In rare cases, giant cell tumor of bone (GCTB) can undergo primary or secondary malignant transformation to malignant giant cell tumor of bone (MGCTB), but the details of the molecular alterations are still unclear.
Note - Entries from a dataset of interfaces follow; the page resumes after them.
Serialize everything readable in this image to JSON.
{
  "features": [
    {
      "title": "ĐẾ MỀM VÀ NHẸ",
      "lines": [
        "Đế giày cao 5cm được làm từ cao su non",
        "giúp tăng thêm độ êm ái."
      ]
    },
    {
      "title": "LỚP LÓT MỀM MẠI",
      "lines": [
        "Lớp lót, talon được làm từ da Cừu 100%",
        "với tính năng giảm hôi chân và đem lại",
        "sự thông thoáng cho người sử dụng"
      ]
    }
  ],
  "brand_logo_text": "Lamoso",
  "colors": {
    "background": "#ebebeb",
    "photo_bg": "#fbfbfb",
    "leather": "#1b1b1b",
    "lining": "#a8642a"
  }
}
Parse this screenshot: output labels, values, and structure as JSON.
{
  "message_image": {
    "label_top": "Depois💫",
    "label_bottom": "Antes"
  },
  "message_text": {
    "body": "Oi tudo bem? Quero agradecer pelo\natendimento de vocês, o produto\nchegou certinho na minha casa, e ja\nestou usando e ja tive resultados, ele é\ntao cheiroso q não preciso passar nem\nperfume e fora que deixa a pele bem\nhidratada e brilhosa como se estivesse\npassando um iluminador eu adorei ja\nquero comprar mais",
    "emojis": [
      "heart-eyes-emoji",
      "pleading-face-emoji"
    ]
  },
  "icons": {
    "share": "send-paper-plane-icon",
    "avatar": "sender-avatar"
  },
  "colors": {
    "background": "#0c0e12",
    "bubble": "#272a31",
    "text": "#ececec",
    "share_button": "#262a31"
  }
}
The present study aimed to elucidate the clinicopathologic and molecular features of MGCTBs based on immunohistochemistry, fluorescence in situ hybridization (FISH) and next generation sequencing (NGS) of nine MGCTBs (five primary and four secondary). Seven (78%) of 9 MGCTBs were immunohistochemically positive for H3.3 G34W. In two (22%) patients, although GCTB components were focally or diffusely positive for H3.3 G34W, their malignant components were entirely negative for H3.3 G34W, which was associated with heterozygous loss of H3F3A by FISH. NGS on four MGCTBs revealed pathogenic mutations in TP53 (n = 3), EZH2 (n = 1) and several other genes. Immunohistochemical analysis of the nine MGCTBs confirmed the p53 nuclear accumulation (n = 5) and loss of H3K27me3 expression (n = 3) and showed that they were mutually exclusive. In addition, four (80%) of five cases of pleomorphic or epithelioid cell-predominant MGCTBs were positive for p53, while three (75%) of four cases of spindle cell-predominant MGCTBs were negative for trimethylation at lysine 27 of histone 3 (H3K27me3). The results suggested that p53 alteration and dysfunction of histone methylation as evidenced by H3K27me3 loss may play an important role in the malignant progression of GCTB, and might contribute to the phenotype–genotype correlation in MGCTB. The combined histologic, immunohistochemical and molecular information may be helpful in part for the diagnosis of challenging cases.
All Science Journal Classification (ASJC) codes
- Pathology and Forensic Medicine